To the Waorani people living Amazon rainforest in Ecuador, trees are described not by species but by the other beings that surround them. So, any one ceibo tree isn’t a “ceibo tree” but is “the ivy-wrapped ceibo,” and another is “the mossy ceibo with black mushrooms.” Throughout the Waorani literary and musical history, there are references to the songs of trees and the way they speak: whispering pines, falling branches, crackling leaves, the steady hum buzzing through the forest. Which is why they aren’t alarmed by the notion that a tree might scream when cut, or surprised that harming a tree should cause trouble for humans.
I wonder what will the tree say to the contractor when it is up to be felled for expansion of a highway?
Will it say that you are not just killing me, it is a whole village here. And if the village is wiped out, where does it leave you? Will it instead plead for mercy, asking him to recall the years dedicated in service of mankind? You reach me in this heat for shade and I will surprise you with a drop of golden sun at your feet. How about that? You will have blood in your hands, it will come to haunt you, the tree may curse in anger. Maybe it will just bow its head. I cannot fight you. You are the one with the axe to cut, the match to burn.
When it comes to such a talk, I imagine the tree to be economical in speech. Bodhisatvas may have been granted wisdom under the tree, but the tree will shun philosophy or sophistry. It will just state its case without playing to emotions or histrionics. Before it sees the writing on the axe, the match, and relent.
Will the tree have to die because it is on the highway with no community that considers it their own, benefits from it directly or to grieve for it when it is dead? Those who depend on this poor tree on the highway are itinerant travelers like me who may never return to that spot. Even if these travelers were to come together, which Court will accept their claims of injury by the death of a tree? Injury to what cognizable interest?, the Court would ask.

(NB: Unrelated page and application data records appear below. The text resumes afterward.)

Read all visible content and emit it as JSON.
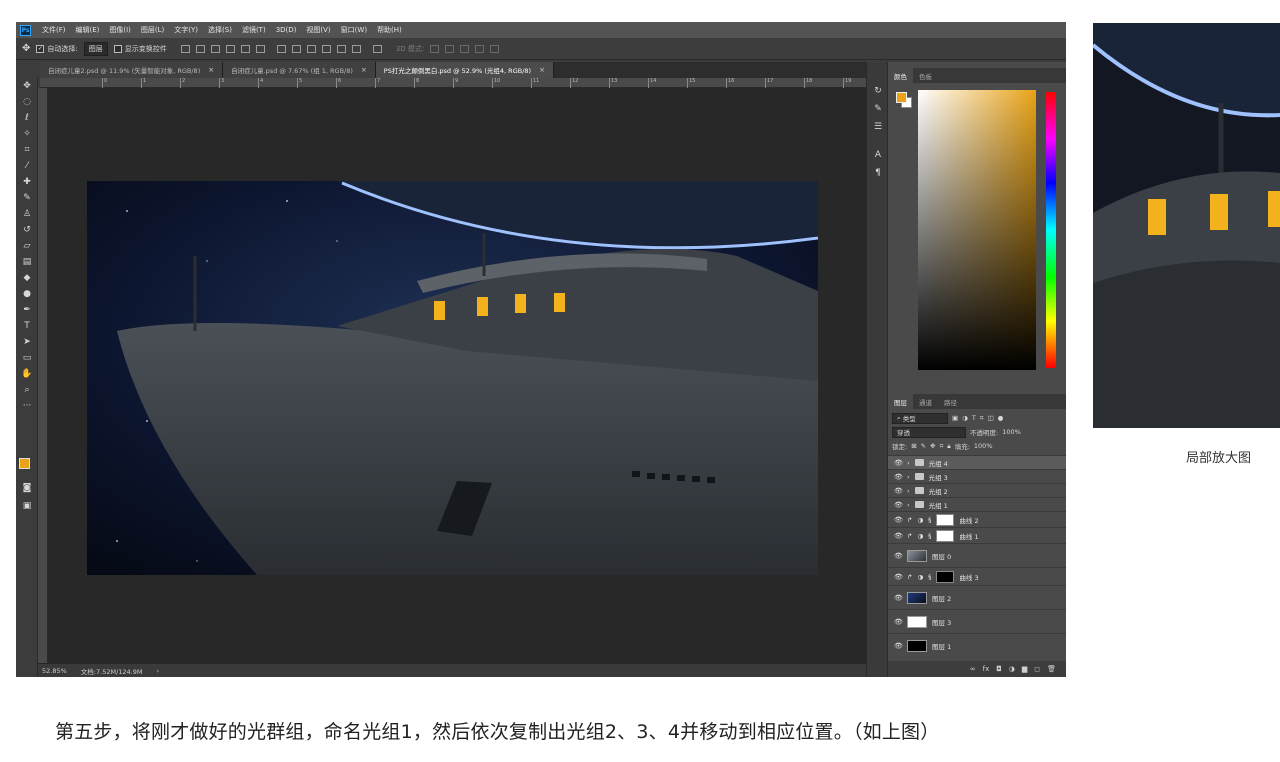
{
  "menu": {
    "logo": "Ps",
    "items": [
      "文件(F)",
      "编辑(E)",
      "图像(I)",
      "图层(L)",
      "文字(Y)",
      "选择(S)",
      "滤镜(T)",
      "3D(D)",
      "视图(V)",
      "窗口(W)",
      "帮助(H)"
    ]
  },
  "options": {
    "auto_select_label": "自动选择:",
    "auto_select_value": "图层",
    "show_transform_label": "显示变换控件",
    "mode_3d_label": "3D 模式:"
  },
  "tabs": [
    {
      "label": "自闭症儿童2.psd @ 11.9% (矢量智能对象, RGB/8)",
      "active": false
    },
    {
      "label": "自闭症儿童.psd @ 7.67% (组 1, RGB/8)",
      "active": false
    },
    {
      "label": "PS打光之颠倒黑白.psd @ 52.9% (光组4, RGB/8)",
      "active": true
    }
  ],
  "ruler": {
    "top_ticks": [
      "0",
      "1",
      "2",
      "3",
      "4",
      "5",
      "6",
      "7",
      "8",
      "9",
      "10",
      "11",
      "12",
      "13",
      "14",
      "15",
      "16",
      "17",
      "18",
      "19"
    ]
  },
  "status": {
    "zoom": "52.85%",
    "doc": "文档:7.52M/124.9M"
  },
  "color_panel": {
    "tabs": [
      "颜色",
      "色板"
    ],
    "fg_color": "#e8a317",
    "bg_color": "#ffffff"
  },
  "layers_panel": {
    "tabs": [
      "图层",
      "通道",
      "路径"
    ],
    "filter_kind": "类型",
    "blend_mode": "穿透",
    "opacity_label": "不透明度:",
    "opacity_value": "100%",
    "lock_label": "锁定:",
    "fill_label": "填充:",
    "fill_value": "100%",
    "layers": [
      {
        "name": "光组 4",
        "kind": "group",
        "selected": true
      },
      {
        "name": "光组 3",
        "kind": "group",
        "selected": false
      },
      {
        "name": "光组 2",
        "kind": "group",
        "selected": false
      },
      {
        "name": "光组 1",
        "kind": "group",
        "selected": false
      },
      {
        "name": "曲线 2",
        "kind": "adjust",
        "mask": "white"
      },
      {
        "name": "曲线 1",
        "kind": "adjust",
        "mask": "white"
      },
      {
        "name": "图层 0",
        "kind": "image",
        "thumb": "ship"
      },
      {
        "name": "曲线 3",
        "kind": "adjust",
        "mask": "black"
      },
      {
        "name": "图层 2",
        "kind": "image",
        "thumb": "space"
      },
      {
        "name": "图层 3",
        "kind": "image",
        "thumb": "white"
      },
      {
        "name": "图层 1",
        "kind": "image",
        "thumb": "black"
      }
    ]
  },
  "zoom_caption": "局部放大图",
  "instruction": "第五步，将刚才做好的光群组，命名光组1，然后依次复制出光组2、3、4并移动到相应位置。（如上图）"
}
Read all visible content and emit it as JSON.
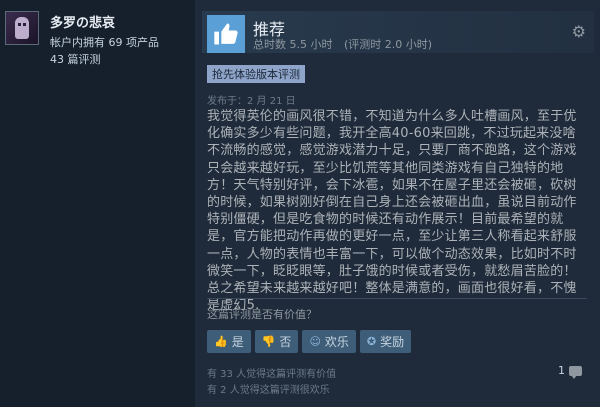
{
  "author": {
    "persona_name": "多罗の悲哀",
    "products_owned": "帐户内拥有 69 项产品",
    "reviews_count": "43 篇评测"
  },
  "review": {
    "recommendation": "推荐",
    "hours_total": "总时数 5.5 小时",
    "hours_at_review": "(评测时 2.0 小时)",
    "early_access_badge": "抢先体验版本评测",
    "posted": "发布于：2 月 21 日",
    "content": "我觉得英伦的画风很不错，不知道为什么多人吐槽画风，至于优化确实多少有些问题，我开全高40-60来回跳，不过玩起来没啥不流畅的感觉，感觉游戏潜力十足，只要厂商不跑路，这个游戏只会越来越好玩，至少比饥荒等其他同类游戏有自己独特的地方！天气特别好评，会下冰雹，如果不在屋子里还会被砸，砍树的时候，如果树刚好倒在自己身上还会被砸出血，虽说目前动作特别僵硬，但是吃食物的时候还有动作展示！目前最希望的就是，官方能把动作再做的更好一点，至少让第三人称看起来舒服一点，人物的表情也丰富一下，可以做个动态效果，比如时不时微笑一下，眨眨眼等，肚子饿的时候或者受伤，就愁眉苦脸的！总之希望未来越来越好吧！整体是满意的，画面也很好看，不愧是虚幻5."
  },
  "helpful": {
    "question": "这篇评测是否有价值？",
    "yes": "是",
    "no": "否",
    "funny": "欢乐",
    "award": "奖励",
    "helpful_count": "有 33 人觉得这篇评测有价值",
    "funny_count": "有 2 人觉得这篇评测很欢乐",
    "comments_count": "1"
  },
  "icons": {
    "thumbs_up": "thumbs-up-icon",
    "gear": "gear-icon",
    "comment": "comment-bubble-icon"
  },
  "colors": {
    "background": "#1b2838",
    "accent": "#5a9fd6",
    "badge": "#8ea4c9",
    "button": "#3d5d78"
  }
}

But what if the tree could petition a Court and say, I am a person, I deserve to live. I too have the right to live a life of dignity. Not a translocated one, with my limbs severed to fit the carriage. I need to be whole and complete. Let me be my mangled self, let my battered trunk see many more seasons. And you see, it is not just me - I deserve to live in my Hindu Undivided Family - the ants crawling on my trunk, the madhumalati, the bulbul.
The uninspired may have several questions: how can the trees speak except through a guardian? Whose claim of guardianship, other that of the government, can we accept?
The government has been my guardian, the tree would say but…. You can look around, the government has been sparing in its use of powers granted under the Environment Protection Laws. In fact, it has become the aggressor. Who after all is building the highways? And therein lies the problem. The government balances many functions, development, the holy grail, have you forgotten? It is development that gives the government its heft, who will remind the Government that it is also my trustee?
I need to stand for myself. I am my independent trustee.
The tree, like the Hindu Undivided Family, the National Highway Authority of India, an infant or more recently the rivers, must also rise to its personhood and defend its claim to uninterrupted life of dignity.
It will need imagination to hear the tree speak. Silence, please. Our tree has never spoken. It is shy. The tongue is heavy, it will take time to roll. It has been wooden for too long, but no longer. Its arm pushes away the yellow curls from its forehead to signal readiness. And it speaks.